■ **What this task involves**:
For each line in the records that contains "cuando", make a copy.

──────── Materials provided

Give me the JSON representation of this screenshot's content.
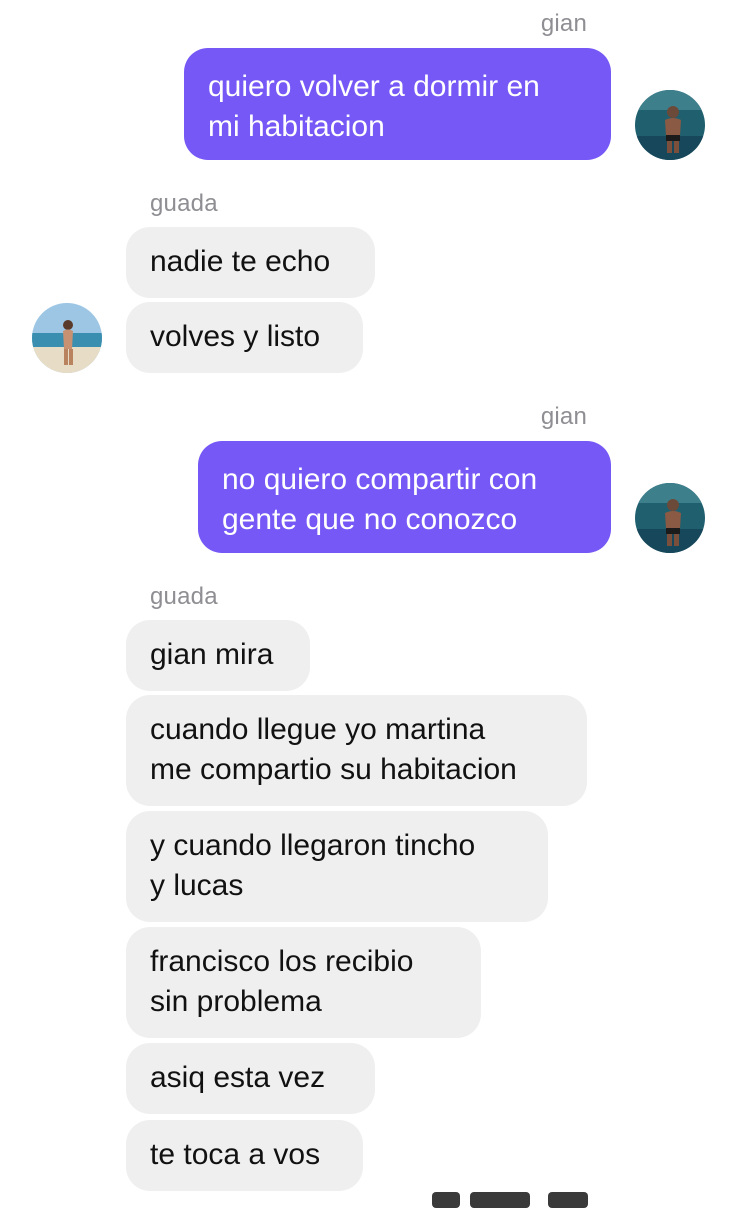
{
  "conversation": {
    "groups": [
      {
        "sender": "gian",
        "direction": "outgoing",
        "messages": [
          "quiero volver a dormir en\nmi habitacion"
        ]
      },
      {
        "sender": "guada",
        "direction": "incoming",
        "messages": [
          "nadie te echo",
          "volves y listo"
        ]
      },
      {
        "sender": "gian",
        "direction": "outgoing",
        "messages": [
          "no quiero compartir con\ngente que no conozco"
        ]
      },
      {
        "sender": "guada",
        "direction": "incoming",
        "messages": [
          "gian mira",
          "cuando llegue yo martina\nme compartio su habitacion",
          "y cuando llegaron tincho\ny lucas",
          "francisco los recibio\nsin problema",
          "asiq esta vez",
          "te toca a vos"
        ]
      }
    ]
  },
  "colors": {
    "outgoing_bubble": "#7658f6",
    "incoming_bubble": "#efefef",
    "sender_label": "#8e8e93"
  },
  "icons": {
    "gian_avatar": "profile-photo-man-in-sea",
    "guada_avatar": "profile-photo-woman-on-beach"
  }
}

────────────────

■ **Problem solution**:
          "cuando llegue yo martina\nme compartio su habitacion",
          "y cuando llegaron tincho\ny lucas",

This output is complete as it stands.